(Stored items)
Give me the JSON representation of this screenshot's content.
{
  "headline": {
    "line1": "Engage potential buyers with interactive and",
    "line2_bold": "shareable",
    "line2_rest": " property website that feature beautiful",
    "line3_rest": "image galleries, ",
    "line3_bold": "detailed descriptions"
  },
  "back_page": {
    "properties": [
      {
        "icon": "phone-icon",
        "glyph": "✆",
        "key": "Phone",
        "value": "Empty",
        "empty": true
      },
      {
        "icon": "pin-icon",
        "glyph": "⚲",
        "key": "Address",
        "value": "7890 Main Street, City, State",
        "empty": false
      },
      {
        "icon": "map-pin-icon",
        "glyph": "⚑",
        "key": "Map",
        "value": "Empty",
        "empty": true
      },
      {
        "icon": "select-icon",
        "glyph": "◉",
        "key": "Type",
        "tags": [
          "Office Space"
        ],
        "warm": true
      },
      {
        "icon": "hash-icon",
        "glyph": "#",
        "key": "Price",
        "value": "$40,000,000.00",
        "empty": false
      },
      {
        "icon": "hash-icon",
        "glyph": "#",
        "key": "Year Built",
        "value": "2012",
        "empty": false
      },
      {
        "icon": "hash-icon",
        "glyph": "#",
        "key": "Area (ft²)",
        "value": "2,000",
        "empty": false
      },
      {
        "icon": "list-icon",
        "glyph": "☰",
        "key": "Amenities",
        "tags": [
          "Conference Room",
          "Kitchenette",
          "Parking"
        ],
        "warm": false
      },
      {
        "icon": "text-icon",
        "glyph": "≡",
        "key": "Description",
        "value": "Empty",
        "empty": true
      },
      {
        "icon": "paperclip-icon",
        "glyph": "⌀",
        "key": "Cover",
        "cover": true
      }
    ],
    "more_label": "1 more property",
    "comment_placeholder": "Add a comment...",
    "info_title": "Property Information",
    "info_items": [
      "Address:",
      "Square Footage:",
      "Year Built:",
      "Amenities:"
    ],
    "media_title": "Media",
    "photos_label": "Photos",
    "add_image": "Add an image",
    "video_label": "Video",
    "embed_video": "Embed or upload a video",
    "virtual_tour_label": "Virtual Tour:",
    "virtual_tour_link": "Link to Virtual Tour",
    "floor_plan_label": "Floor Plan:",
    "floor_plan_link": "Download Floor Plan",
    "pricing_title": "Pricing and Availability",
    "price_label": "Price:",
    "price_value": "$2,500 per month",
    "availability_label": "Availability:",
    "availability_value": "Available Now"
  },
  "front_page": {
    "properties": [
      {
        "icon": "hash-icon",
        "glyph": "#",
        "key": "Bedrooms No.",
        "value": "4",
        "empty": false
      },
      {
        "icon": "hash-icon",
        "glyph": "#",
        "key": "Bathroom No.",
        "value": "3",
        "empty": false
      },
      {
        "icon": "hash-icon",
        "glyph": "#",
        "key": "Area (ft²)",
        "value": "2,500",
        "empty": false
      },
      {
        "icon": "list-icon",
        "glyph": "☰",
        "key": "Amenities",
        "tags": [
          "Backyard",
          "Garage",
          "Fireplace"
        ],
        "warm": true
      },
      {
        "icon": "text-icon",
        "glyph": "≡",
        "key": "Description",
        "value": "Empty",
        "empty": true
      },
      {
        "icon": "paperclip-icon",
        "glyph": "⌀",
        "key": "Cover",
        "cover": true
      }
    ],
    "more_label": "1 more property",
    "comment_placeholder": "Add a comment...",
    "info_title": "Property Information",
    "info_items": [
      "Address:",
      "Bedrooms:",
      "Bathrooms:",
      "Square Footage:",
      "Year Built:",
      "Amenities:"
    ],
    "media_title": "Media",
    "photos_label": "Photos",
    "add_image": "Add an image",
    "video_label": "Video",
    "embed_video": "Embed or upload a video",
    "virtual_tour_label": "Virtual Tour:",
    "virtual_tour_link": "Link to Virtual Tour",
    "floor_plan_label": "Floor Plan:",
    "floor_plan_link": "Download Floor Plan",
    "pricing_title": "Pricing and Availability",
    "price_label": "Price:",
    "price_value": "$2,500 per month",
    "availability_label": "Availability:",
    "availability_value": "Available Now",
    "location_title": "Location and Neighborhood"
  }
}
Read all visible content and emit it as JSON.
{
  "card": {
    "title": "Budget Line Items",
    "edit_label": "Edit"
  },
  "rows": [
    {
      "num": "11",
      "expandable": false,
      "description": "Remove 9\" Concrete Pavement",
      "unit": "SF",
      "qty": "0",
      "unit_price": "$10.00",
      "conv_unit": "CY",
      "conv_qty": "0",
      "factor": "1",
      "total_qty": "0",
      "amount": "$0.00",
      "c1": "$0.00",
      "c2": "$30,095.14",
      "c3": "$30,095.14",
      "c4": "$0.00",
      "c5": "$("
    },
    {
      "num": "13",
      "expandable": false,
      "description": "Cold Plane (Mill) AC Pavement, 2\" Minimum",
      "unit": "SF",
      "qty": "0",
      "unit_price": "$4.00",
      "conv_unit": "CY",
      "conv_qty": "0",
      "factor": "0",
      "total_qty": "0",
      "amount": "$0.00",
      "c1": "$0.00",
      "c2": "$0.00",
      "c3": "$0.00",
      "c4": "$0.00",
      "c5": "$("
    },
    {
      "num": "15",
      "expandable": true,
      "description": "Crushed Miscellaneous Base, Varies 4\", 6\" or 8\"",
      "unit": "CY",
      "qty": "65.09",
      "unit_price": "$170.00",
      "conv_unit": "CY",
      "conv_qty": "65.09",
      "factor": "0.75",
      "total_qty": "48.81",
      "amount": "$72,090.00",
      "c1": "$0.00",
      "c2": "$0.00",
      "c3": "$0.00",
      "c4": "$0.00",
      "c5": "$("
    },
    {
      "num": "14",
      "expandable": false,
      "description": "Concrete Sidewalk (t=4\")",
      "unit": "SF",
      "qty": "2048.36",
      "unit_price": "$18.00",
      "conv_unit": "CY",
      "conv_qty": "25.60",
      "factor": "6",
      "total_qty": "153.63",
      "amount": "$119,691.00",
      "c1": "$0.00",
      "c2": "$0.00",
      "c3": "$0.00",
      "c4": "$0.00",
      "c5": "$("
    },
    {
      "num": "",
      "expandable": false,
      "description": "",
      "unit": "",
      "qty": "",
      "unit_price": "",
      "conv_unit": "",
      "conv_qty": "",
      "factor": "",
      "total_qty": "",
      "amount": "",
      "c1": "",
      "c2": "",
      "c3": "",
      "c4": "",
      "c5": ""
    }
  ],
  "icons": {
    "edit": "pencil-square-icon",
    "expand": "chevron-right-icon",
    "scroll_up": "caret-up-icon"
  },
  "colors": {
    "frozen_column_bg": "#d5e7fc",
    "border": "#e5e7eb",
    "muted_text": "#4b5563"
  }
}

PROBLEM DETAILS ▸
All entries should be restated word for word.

WRITTEN RESPONSE ▸
Give me the JSON representation of this screenshot's content.
{
  "headline": {
    "line1": "Engage potential buyers with interactive and",
    "line2_bold": "shareable",
    "line2_rest": " property website that feature beautiful",
    "line3_rest": "image galleries, ",
    "line3_bold": "detailed descriptions"
  },
  "back_page": {
    "properties": [
      {
        "icon": "phone-icon",
        "glyph": "✆",
        "key": "Phone",
        "value": "Empty",
        "empty": true
      },
      {
        "icon": "pin-icon",
        "glyph": "⚲",
        "key": "Address",
        "value": "7890 Main Street, City, State",
        "empty": false
      },
      {
        "icon": "map-pin-icon",
        "glyph": "⚑",
        "key": "Map",
        "value": "Empty",
        "empty": true
      },
      {
        "icon": "select-icon",
        "glyph": "◉",
        "key": "Type",
        "tags": [
          "Office Space"
        ],
        "warm": true
      },
      {
        "icon": "hash-icon",
        "glyph": "#",
        "key": "Price",
        "value": "$40,000,000.00",
        "empty": false
      },
      {
        "icon": "hash-icon",
        "glyph": "#",
        "key": "Year Built",
        "value": "2012",
        "empty": false
      },
      {
        "icon": "hash-icon",
        "glyph": "#",
        "key": "Area (ft²)",
        "value": "2,000",
        "empty": false
      },
      {
        "icon": "list-icon",
        "glyph": "☰",
        "key": "Amenities",
        "tags": [
          "Conference Room",
          "Kitchenette",
          "Parking"
        ],
        "warm": false
      },
      {
        "icon": "text-icon",
        "glyph": "≡",
        "key": "Description",
        "value": "Empty",
        "empty": true
      },
      {
        "icon": "paperclip-icon",
        "glyph": "⌀",
        "key": "Cover",
        "cover": true
      }
    ],
    "more_label": "1 more property",
    "comment_placeholder": "Add a comment...",
    "info_title": "Property Information",
    "info_items": [
      "Address:",
      "Square Footage:",
      "Year Built:",
      "Amenities:"
    ],
    "media_title": "Media",
    "photos_label": "Photos",
    "add_image": "Add an image",
    "video_label": "Video",
    "embed_video": "Embed or upload a video",
    "virtual_tour_label": "Virtual Tour:",
    "virtual_tour_link": "Link to Virtual Tour",
    "floor_plan_label": "Floor Plan:",
    "floor_plan_link": "Download Floor Plan",
    "pricing_title": "Pricing and Availability",
    "price_label": "Price:",
    "price_value": "$2,500 per month",
    "availability_label": "Availability:",
    "availability_value": "Available Now"
  },
  "front_page": {
    "properties": [
      {
        "icon": "hash-icon",
        "glyph": "#",
        "key": "Bedrooms No.",
        "value": "4",
        "empty": false
      },
      {
        "icon": "hash-icon",
        "glyph": "#",
        "key": "Bathroom No.",
        "value": "3",
        "empty": false
      },
      {
        "icon": "hash-icon",
        "glyph": "#",
        "key": "Area (ft²)",
        "value": "2,500",
        "empty": false
      },
      {
        "icon": "list-icon",
        "glyph": "☰",
        "key": "Amenities",
        "tags": [
          "Backyard",
          "Garage",
          "Fireplace"
        ],
        "warm": true
      },
      {
        "icon": "text-icon",
        "glyph": "≡",
        "key": "Description",
        "value": "Empty",
        "empty": true
      },
      {
        "icon": "paperclip-icon",
        "glyph": "⌀",
        "key": "Cover",
        "cover": true
      }
    ],
    "more_label": "1 more property",
    "comment_placeholder": "Add a comment...",
    "info_title": "Property Information",
    "info_items": [
      "Address:",
      "Bedrooms:",
      "Bathrooms:",
      "Square Footage:",
      "Year Built:",
      "Amenities:"
    ],
    "media_title": "Media",
    "photos_label": "Photos",
    "add_image": "Add an image",
    "video_label": "Video",
    "embed_video": "Embed or upload a video",
    "virtual_tour_label": "Virtual Tour:",
    "virtual_tour_link": "Link to Virtual Tour",
    "floor_plan_label": "Floor Plan:",
    "floor_plan_link": "Download Floor Plan",
    "pricing_title": "Pricing and Availability",
    "price_label": "Price:",
    "price_value": "$2,500 per month",
    "availability_label": "Availability:",
    "availability_value": "Available Now",
    "location_title": "Location and Neighborhood"
  }
}
Read all visible content and emit it as JSON.
{
  "card": {
    "title": "Budget Line Items",
    "edit_label": "Edit"
  },
  "rows": [
    {
      "num": "11",
      "expandable": false,
      "description": "Remove 9\" Concrete Pavement",
      "unit": "SF",
      "qty": "0",
      "unit_price": "$10.00",
      "conv_unit": "CY",
      "conv_qty": "0",
      "factor": "1",
      "total_qty": "0",
      "amount": "$0.00",
      "c1": "$0.00",
      "c2": "$30,095.14",
      "c3": "$30,095.14",
      "c4": "$0.00",
      "c5": "$("
    },
    {
      "num": "13",
      "expandable": false,
      "description": "Cold Plane (Mill) AC Pavement, 2\" Minimum",
      "unit": "SF",
      "qty": "0",
      "unit_price": "$4.00",
      "conv_unit": "CY",
      "conv_qty": "0",
      "factor": "0",
      "total_qty": "0",
      "amount": "$0.00",
      "c1": "$0.00",
      "c2": "$0.00",
      "c3": "$0.00",
      "c4": "$0.00",
      "c5": "$("
    },
    {
      "num": "15",
      "expandable": true,
      "description": "Crushed Miscellaneous Base, Varies 4\", 6\" or 8\"",
      "unit": "CY",
      "qty": "65.09",
      "unit_price": "$170.00",
      "conv_unit": "CY",
      "conv_qty": "65.09",
      "factor": "0.75",
      "total_qty": "48.81",
      "amount": "$72,090.00",
      "c1": "$0.00",
      "c2": "$0.00",
      "c3": "$0.00",
      "c4": "$0.00",
      "c5": "$("
    },
    {
      "num": "14",
      "expandable": false,
      "description": "Concrete Sidewalk (t=4\")",
      "unit": "SF",
      "qty": "2048.36",
      "unit_price": "$18.00",
      "conv_unit": "CY",
      "conv_qty": "25.60",
      "factor": "6",
      "total_qty": "153.63",
      "amount": "$119,691.00",
      "c1": "$0.00",
      "c2": "$0.00",
      "c3": "$0.00",
      "c4": "$0.00",
      "c5": "$("
    },
    {
      "num": "",
      "expandable": false,
      "description": "",
      "unit": "",
      "qty": "",
      "unit_price": "",
      "conv_unit": "",
      "conv_qty": "",
      "factor": "",
      "total_qty": "",
      "amount": "",
      "c1": "",
      "c2": "",
      "c3": "",
      "c4": "",
      "c5": ""
    }
  ],
  "icons": {
    "edit": "pencil-square-icon",
    "expand": "chevron-right-icon",
    "scroll_up": "caret-up-icon"
  },
  "colors": {
    "frozen_column_bg": "#d5e7fc",
    "border": "#e5e7eb",
    "muted_text": "#4b5563"
  }
}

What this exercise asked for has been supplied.